Deir Ballut Peace Camp runs the risk of excluding local women, since it would be unheard of for them to sleep overnight next door to a room full of strange men in a run-down abandoned schoolhouse. Nonetheless, we are committed to making the camp a place where everyone can participate, by offering various activities for women and children.
On Tuesday, in a show of support, a group of women planted trees at Munira’s encaged house in Mas’ha. We brought young trees ready to be planted and volunteers eager to get their hands dirty. It was fun, despite the dreary concrete wall in the background. We managed to plant several new olive trees on the small strip of dirt in the family’s yard—the only remains of their former fields and greenhouses. The army wants the family to leave now, but Munira planted trees that will only blossom in decades. The young olive trees are a symbol that Munira and her family intend to stay in their house for years to come, in spite of the dangers posed by the settlers, the army, and the Wall surrounding their home.
Other recent camp activities have included discussions, women’s leadership workshops, resistance films, first-aid training, and activism through art. Local young people spent Tuesday morning drawing pictures of the Wall and what it means to them. The children produced colorful and heartbreaking scenes that reminded me of the drawings I had seen in Jenin. Most portrayed the Wall as the end of their futures, an eternal prison. One young boy wrote in Arabic, “After the Wall is built, that’s it. We just wait here to die.”
A few children chose to illustrate the shortsighted nature of the Wall. They emphasized that it can never destroy the Palestinian people and spirit, and that one day the Wall will be destroyed. I believe them.
Many of the children’s pictures and ideas became posters for a children’s march today. Dozens of youth marched with their pictures through the village, their parents and older siblings cheering them on from houses as they walked by. They took turns using the microphone and holding the loudspeaker.
One of the kids in the parade was Leila, a young girl who would giggle and hide when I caught her sneaking a glance at me. Her mother invited me to dinner that night, and when I arrived Leila was too shy to come out from behind the sofa. Her family patiently asked me questions while I stammered out half-sentence answers in Arabic. Eventually Leila’s vanity outweighed her bashfulness and she jumped out to greet me as soon as the conversation topic strayed to something other than her. She spent the evening by my side as I enjoyed my first meal in a real house for days.
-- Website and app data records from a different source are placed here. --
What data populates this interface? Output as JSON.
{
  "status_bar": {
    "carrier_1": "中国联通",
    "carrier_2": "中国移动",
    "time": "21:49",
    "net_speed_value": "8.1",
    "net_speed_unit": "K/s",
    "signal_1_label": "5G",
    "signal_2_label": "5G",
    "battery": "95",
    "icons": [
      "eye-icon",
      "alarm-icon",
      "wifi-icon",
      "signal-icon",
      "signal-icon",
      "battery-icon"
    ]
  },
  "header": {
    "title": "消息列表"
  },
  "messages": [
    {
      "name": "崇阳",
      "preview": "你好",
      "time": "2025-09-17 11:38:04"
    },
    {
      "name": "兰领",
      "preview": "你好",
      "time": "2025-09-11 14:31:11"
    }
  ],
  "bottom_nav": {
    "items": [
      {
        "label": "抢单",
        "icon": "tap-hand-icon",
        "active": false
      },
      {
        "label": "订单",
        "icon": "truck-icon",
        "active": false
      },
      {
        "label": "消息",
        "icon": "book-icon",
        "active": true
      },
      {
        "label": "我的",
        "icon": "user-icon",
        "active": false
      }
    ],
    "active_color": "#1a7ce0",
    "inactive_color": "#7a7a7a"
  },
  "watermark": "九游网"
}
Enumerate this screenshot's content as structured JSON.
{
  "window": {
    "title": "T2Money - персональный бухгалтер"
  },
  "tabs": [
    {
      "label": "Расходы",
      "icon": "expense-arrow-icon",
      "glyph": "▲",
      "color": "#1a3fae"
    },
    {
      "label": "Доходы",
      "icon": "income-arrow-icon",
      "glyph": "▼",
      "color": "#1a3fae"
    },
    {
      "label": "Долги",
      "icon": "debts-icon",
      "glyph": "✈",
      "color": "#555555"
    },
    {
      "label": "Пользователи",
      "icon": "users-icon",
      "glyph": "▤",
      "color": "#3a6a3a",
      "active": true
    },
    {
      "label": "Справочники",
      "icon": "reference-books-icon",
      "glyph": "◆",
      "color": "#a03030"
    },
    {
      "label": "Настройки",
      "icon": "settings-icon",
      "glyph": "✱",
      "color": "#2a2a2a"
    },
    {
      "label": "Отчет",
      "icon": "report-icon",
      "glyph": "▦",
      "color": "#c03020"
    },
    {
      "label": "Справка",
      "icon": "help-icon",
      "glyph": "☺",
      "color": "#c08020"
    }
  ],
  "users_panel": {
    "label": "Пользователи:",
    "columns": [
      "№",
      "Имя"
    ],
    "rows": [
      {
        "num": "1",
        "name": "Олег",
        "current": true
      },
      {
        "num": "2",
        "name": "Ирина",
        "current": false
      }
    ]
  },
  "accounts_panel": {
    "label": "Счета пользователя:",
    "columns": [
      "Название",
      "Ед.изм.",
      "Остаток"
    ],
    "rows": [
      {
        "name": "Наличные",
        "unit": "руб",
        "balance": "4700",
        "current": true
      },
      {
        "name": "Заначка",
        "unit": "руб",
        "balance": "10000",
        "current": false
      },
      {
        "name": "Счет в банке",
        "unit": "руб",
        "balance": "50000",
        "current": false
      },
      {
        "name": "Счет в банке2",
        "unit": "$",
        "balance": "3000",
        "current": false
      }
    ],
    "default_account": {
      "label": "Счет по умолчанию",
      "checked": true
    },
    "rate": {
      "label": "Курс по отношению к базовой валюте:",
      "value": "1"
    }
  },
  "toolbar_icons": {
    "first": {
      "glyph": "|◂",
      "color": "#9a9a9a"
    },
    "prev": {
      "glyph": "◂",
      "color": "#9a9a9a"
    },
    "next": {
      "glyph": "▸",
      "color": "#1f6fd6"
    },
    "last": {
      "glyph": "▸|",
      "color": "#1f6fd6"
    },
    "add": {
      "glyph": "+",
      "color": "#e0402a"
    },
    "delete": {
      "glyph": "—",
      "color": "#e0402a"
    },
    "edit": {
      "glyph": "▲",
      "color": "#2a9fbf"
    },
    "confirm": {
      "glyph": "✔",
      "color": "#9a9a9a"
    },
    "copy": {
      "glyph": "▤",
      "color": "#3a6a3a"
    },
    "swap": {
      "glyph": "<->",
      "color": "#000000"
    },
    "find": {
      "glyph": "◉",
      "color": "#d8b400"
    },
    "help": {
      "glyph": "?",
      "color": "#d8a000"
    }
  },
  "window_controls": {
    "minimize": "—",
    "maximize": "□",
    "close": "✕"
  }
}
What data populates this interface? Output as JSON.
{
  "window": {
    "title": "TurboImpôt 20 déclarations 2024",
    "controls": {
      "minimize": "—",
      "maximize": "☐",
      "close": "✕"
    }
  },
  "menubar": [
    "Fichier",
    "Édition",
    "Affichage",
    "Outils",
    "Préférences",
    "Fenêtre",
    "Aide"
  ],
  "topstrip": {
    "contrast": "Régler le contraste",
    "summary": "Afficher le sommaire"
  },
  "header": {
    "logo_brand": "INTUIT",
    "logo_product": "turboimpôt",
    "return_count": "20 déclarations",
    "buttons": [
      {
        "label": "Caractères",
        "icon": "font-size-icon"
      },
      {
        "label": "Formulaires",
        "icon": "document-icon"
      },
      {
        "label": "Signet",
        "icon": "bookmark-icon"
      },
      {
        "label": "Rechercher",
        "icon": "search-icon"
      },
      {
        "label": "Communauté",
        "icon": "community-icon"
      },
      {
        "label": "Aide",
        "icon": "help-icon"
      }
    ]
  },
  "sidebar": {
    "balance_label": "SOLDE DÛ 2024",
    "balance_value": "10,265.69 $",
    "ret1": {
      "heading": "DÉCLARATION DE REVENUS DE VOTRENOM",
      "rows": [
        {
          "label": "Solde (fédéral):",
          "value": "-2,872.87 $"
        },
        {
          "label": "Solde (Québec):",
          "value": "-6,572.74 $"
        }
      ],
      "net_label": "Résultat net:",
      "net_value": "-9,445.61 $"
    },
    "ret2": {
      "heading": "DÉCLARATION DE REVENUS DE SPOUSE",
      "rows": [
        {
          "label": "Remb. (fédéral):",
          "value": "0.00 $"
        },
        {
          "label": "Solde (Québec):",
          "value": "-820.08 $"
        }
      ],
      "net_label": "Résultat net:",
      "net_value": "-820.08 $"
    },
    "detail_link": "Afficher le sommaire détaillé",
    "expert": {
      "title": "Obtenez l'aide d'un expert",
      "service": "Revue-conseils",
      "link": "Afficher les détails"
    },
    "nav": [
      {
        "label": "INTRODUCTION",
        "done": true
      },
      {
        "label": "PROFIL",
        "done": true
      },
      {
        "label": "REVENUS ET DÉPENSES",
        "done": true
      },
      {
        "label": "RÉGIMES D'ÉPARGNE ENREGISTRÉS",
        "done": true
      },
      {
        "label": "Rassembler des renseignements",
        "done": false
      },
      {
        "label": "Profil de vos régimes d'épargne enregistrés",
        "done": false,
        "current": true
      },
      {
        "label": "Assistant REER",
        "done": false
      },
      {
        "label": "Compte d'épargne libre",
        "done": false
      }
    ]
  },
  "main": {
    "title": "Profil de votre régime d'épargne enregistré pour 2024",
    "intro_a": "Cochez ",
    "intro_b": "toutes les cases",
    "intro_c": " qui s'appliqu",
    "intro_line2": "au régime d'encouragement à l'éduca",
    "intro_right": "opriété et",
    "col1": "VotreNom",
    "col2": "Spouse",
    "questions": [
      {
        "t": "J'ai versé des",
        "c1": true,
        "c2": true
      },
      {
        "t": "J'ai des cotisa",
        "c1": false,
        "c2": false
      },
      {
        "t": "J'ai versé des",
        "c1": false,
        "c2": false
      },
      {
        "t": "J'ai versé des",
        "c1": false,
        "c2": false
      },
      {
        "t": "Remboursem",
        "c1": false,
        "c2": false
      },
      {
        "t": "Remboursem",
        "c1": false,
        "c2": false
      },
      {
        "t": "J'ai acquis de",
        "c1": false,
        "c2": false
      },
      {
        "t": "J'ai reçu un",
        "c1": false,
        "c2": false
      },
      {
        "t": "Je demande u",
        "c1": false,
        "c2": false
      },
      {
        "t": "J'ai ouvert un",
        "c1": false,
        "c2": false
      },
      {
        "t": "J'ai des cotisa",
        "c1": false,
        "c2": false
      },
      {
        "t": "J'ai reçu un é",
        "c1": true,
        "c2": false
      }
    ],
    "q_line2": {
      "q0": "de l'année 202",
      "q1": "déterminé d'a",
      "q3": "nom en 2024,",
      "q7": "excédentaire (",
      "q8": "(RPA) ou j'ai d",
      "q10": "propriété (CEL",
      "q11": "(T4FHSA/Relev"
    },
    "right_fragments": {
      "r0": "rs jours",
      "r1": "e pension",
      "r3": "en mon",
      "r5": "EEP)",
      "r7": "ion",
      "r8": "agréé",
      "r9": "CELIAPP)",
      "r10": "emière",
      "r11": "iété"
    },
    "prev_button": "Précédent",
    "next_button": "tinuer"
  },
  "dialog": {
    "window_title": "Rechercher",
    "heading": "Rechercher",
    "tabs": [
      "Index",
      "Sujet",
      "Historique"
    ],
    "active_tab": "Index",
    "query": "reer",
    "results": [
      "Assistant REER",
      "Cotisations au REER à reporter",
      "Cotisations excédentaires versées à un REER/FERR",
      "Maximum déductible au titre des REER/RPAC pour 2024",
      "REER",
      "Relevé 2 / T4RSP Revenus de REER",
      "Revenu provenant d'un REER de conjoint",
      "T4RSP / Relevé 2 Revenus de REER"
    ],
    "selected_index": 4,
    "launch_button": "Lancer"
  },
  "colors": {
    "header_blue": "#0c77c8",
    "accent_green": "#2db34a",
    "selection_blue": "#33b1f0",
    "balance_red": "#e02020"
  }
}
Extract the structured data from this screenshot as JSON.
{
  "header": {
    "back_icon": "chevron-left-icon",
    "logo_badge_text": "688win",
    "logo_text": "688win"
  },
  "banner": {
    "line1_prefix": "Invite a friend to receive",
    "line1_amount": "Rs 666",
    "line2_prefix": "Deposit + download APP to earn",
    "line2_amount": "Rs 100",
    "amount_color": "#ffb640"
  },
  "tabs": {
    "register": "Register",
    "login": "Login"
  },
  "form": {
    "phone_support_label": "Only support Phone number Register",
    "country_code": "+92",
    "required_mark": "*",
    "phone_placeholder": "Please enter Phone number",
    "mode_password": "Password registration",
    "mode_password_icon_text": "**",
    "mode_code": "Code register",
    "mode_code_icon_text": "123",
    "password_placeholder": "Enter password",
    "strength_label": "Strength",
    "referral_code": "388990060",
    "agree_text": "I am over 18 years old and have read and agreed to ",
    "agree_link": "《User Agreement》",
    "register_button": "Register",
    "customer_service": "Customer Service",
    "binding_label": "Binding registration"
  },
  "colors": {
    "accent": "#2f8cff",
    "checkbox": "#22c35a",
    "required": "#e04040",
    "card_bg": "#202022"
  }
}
When the subject came to my background, I repeated my standard answer, that I am Jewish but neither a citizen of Israel nor a supporter of its government. Everyone around the meal accepted the answer easily enough—except Leila. She froze as soon as she heard me say the words, “I am Jewish.” I could guess the thoughts going through her head: I was one of them. I had betrayed her. Before her mother could explain the misunderstanding, Leila ran out of the room. Her mother followed her.
My spirits fell as Leila disappeared. I felt awful for upsetting her. Leila’s family assured me that experience would later teach her to understand what she was too young to understand now. But her family and I had both underestimated Leila. A few minutes later, I looked up and I saw Leila waiting in the doorway next to her mother. She walked slowly up to me, reached out for me, and when my hand was in hers she lifted it, kissed it, and brought it to her forehead, repeating the last two gestures several times. This was something I had only seen a few times in Palestine and always with respected elders. Leila was apologizing without words. She was asking for forgiveness, with a gesture of respect and humility. I smiled instantly and took her onto my lap. She clung to me for the rest of the evening.
I spent the next evening in the home of Zahara, a woman who was arrested for her leadership in the women’s resistance in the late 1980s during the First Intifada. Zahara was imprisoned for many years with 27 other female activists held for similar reasons. In 1996 the army agreed to free all but five of the women, but the remaining 23 activists refused to leave. They said it was all or none of them, a nonviolent resistance technique called prison solidarity. The guards cut off water and electricity and brought in the army to “encourage” them to leave. Zahara says they went through 21 days of absolute hell, but shortly after, in 1997, all 28 were freed. She believes that pressure from AmnestyAmnesty International and other activists was instrumental in securing the women’s release.
Zahara invited me for dinner and I met her whole family. Her five-year-old granddaughter won’t let Zahara out of her sight. The family let me use their shower and gave me some clean underwear. Families in Deir Ballut like Zahara’s and Leila’s have opened their homes to Israelis and other foreigners who tire of the rainy nights in the camp and are looking for a warm shower or bed. Local women come by the camp several times a day with large steaming plates of rice, meats, and vegetables. They always bring a meat-free and dairy-free plate on the side for the Israelis who keep kosher, and the vegetarians and vegans. There is a real sense of family and solidarity building here, evident in even the smallest things. I am excited to be a part of this creative experiment.